| Exercise prompt |
Your reply should reproduce each entry exactly and contain no pictures.

Entries taken from a collection
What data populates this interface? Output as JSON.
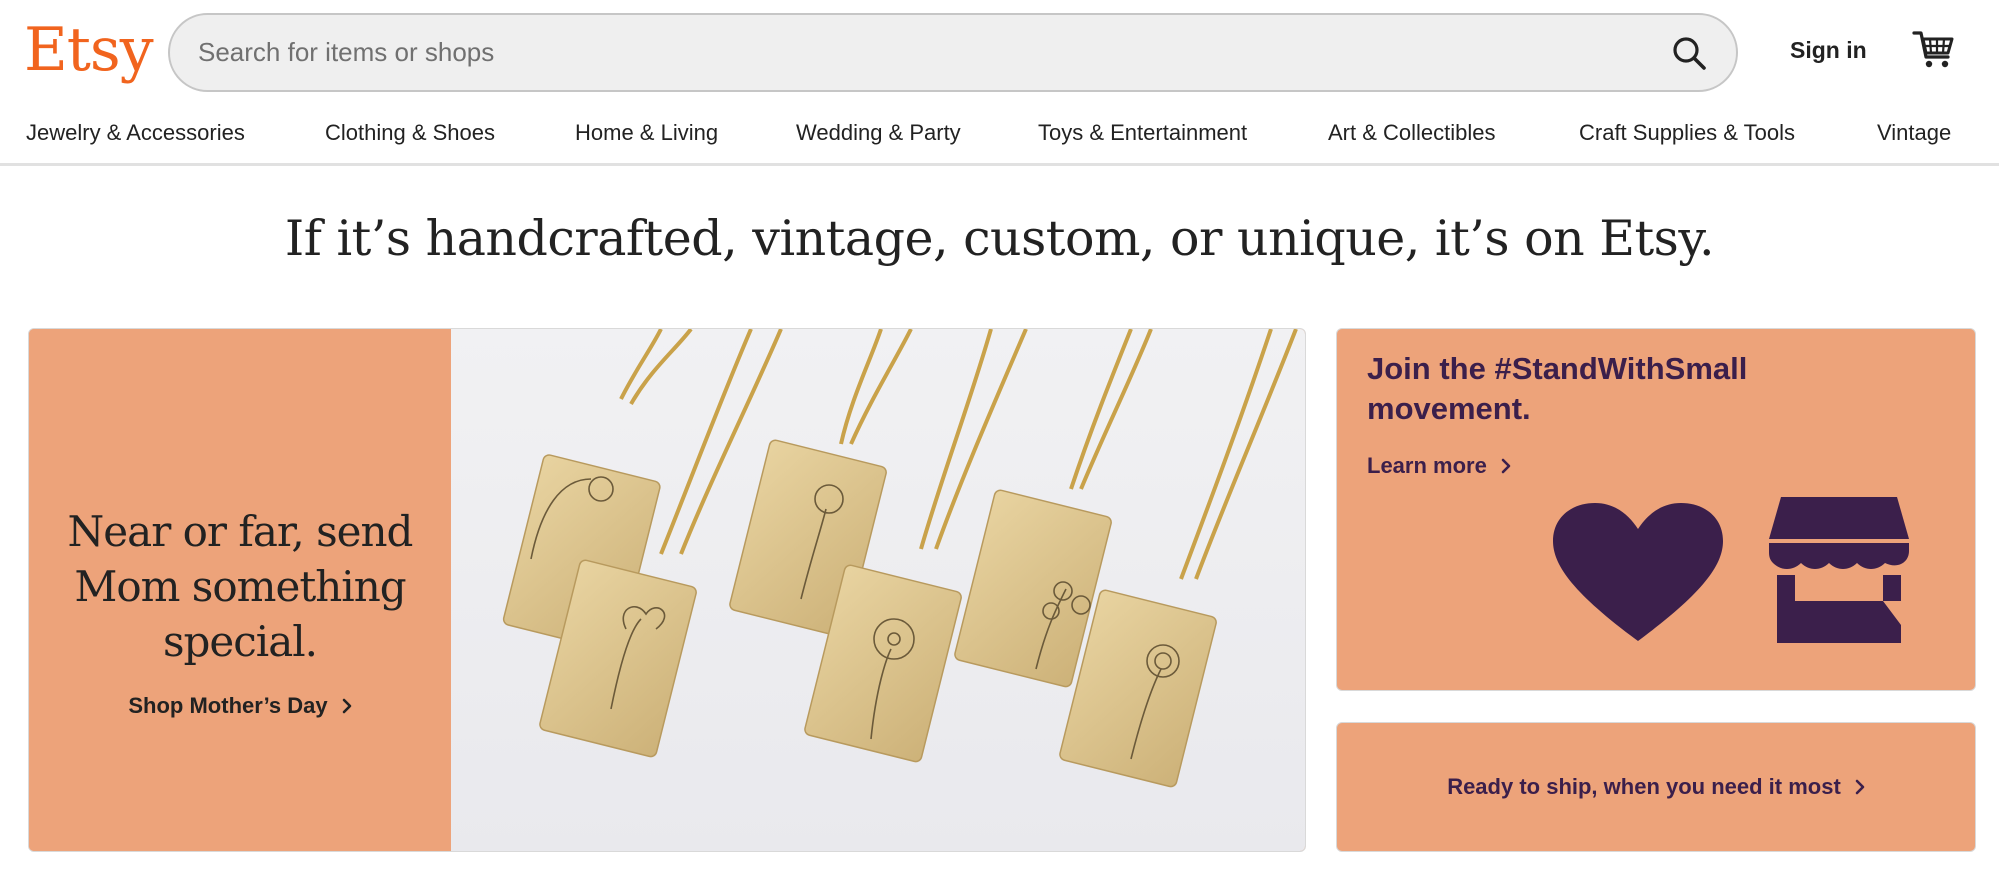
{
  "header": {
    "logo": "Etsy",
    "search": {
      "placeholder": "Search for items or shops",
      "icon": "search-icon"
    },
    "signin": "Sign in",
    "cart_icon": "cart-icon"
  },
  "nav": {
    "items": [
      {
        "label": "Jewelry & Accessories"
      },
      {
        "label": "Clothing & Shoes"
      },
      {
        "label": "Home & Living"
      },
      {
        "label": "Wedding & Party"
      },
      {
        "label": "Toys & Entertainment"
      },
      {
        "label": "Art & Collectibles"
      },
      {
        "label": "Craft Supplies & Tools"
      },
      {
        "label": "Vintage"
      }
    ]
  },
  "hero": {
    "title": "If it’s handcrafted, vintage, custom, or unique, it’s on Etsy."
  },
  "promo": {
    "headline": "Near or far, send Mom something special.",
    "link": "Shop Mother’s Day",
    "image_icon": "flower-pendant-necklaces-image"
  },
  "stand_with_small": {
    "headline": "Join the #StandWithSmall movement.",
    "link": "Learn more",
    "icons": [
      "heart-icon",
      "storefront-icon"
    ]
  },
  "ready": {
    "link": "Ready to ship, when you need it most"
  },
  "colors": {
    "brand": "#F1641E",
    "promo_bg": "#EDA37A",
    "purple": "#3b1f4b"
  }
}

| Expected answer |
What data populates this interface? Output as JSON.
{
  "header": {
    "logo": "Etsy",
    "search": {
      "placeholder": "Search for items or shops",
      "icon": "search-icon"
    },
    "signin": "Sign in",
    "cart_icon": "cart-icon"
  },
  "nav": {
    "items": [
      {
        "label": "Jewelry & Accessories"
      },
      {
        "label": "Clothing & Shoes"
      },
      {
        "label": "Home & Living"
      },
      {
        "label": "Wedding & Party"
      },
      {
        "label": "Toys & Entertainment"
      },
      {
        "label": "Art & Collectibles"
      },
      {
        "label": "Craft Supplies & Tools"
      },
      {
        "label": "Vintage"
      }
    ]
  },
  "hero": {
    "title": "If it’s handcrafted, vintage, custom, or unique, it’s on Etsy."
  },
  "promo": {
    "headline": "Near or far, send Mom something special.",
    "link": "Shop Mother’s Day",
    "image_icon": "flower-pendant-necklaces-image"
  },
  "stand_with_small": {
    "headline": "Join the #StandWithSmall movement.",
    "link": "Learn more",
    "icons": [
      "heart-icon",
      "storefront-icon"
    ]
  },
  "ready": {
    "link": "Ready to ship, when you need it most"
  },
  "colors": {
    "brand": "#F1641E",
    "promo_bg": "#EDA37A",
    "purple": "#3b1f4b"
  }
}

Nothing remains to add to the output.